TASK MATERIAL →

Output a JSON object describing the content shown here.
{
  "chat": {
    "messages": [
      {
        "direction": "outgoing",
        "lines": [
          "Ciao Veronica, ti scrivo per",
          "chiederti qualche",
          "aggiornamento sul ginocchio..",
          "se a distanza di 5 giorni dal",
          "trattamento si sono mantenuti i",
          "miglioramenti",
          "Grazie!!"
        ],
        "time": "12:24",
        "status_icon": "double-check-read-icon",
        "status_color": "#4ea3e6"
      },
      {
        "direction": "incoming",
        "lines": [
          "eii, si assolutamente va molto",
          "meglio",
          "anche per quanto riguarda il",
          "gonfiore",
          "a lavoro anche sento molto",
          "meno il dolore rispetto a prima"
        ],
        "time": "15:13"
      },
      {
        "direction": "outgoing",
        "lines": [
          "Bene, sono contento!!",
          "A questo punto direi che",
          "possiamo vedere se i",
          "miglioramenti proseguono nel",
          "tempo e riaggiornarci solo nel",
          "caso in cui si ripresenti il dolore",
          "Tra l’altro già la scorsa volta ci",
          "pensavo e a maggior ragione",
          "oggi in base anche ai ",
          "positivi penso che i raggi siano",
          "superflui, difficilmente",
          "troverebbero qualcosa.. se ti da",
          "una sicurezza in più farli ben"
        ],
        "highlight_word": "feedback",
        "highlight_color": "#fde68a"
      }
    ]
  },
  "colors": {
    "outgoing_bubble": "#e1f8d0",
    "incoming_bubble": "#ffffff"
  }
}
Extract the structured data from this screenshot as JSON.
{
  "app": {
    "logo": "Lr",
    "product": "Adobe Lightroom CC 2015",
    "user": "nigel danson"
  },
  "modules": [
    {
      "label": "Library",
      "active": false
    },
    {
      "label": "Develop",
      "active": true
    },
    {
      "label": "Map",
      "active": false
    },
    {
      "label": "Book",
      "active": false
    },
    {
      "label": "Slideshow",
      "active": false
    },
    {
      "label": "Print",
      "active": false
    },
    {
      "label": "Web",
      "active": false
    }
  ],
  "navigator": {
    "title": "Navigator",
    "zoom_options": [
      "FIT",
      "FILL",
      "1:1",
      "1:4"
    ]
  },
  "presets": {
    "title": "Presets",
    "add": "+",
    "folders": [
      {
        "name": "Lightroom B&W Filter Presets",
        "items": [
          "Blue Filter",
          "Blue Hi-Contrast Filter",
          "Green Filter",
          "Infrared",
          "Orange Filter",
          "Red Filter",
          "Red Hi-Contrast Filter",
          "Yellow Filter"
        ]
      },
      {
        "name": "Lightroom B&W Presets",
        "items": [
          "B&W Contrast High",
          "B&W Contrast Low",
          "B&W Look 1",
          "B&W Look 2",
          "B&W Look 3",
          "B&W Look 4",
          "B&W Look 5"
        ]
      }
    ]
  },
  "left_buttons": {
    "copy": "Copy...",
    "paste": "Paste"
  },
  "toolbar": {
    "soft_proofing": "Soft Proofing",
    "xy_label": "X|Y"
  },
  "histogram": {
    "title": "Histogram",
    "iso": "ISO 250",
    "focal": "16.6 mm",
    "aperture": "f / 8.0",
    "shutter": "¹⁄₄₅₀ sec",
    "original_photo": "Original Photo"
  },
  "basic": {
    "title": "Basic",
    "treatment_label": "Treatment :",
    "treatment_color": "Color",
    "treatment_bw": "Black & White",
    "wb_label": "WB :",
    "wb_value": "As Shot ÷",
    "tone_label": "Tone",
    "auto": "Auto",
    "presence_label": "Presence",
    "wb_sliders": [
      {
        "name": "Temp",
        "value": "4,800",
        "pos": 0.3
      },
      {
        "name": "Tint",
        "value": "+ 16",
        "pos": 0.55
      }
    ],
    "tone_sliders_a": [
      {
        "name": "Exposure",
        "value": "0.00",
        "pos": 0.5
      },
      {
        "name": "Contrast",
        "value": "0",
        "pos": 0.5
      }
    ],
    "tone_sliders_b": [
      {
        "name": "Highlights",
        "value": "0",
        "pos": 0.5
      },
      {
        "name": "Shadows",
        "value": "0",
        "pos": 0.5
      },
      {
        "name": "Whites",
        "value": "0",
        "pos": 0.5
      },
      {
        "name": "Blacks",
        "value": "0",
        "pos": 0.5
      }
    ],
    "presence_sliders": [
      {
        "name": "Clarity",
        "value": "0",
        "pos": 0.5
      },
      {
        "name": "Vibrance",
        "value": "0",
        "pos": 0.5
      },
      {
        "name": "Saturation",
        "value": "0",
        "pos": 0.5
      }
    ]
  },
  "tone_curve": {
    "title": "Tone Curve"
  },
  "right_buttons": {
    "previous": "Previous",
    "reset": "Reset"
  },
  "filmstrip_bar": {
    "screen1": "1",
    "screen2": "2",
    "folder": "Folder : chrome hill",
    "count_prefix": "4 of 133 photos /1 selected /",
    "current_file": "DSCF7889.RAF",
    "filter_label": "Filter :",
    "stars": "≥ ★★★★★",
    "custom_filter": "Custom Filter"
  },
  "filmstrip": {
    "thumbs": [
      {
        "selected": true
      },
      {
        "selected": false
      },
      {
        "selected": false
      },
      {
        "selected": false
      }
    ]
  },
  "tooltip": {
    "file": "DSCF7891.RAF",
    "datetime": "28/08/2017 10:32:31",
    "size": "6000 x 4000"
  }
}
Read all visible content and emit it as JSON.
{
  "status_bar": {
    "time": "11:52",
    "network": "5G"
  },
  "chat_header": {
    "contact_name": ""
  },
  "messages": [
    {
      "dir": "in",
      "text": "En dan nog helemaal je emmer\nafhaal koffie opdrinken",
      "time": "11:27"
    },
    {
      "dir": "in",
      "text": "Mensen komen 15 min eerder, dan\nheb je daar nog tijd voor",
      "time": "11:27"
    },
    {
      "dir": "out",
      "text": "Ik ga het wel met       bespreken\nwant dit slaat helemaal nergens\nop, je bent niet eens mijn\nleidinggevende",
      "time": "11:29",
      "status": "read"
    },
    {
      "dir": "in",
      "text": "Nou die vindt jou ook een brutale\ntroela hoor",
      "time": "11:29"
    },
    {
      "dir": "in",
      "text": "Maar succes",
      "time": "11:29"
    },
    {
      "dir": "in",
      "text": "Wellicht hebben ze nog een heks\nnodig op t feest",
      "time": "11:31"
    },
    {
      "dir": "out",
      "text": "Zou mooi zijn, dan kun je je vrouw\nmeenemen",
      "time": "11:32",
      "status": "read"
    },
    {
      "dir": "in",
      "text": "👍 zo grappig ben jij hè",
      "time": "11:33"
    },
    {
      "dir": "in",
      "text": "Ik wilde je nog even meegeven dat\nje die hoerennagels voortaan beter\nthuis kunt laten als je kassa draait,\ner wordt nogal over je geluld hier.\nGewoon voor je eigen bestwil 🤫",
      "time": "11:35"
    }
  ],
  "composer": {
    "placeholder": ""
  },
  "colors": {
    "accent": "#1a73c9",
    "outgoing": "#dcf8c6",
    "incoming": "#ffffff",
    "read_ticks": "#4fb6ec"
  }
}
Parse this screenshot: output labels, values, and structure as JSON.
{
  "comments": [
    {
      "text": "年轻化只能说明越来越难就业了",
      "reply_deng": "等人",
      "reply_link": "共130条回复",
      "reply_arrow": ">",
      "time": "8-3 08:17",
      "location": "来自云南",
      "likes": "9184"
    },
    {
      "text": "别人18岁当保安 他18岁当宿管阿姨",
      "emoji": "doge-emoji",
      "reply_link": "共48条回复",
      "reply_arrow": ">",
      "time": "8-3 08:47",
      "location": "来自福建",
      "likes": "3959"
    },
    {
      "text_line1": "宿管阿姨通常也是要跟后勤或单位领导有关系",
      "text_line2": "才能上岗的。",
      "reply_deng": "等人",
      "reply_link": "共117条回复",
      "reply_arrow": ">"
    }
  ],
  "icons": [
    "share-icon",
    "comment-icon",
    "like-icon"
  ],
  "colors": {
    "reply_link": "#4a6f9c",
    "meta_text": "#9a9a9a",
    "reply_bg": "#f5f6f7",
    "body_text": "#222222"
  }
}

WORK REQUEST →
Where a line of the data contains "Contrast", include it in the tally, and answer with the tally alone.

FINISHED EXERCISE →
5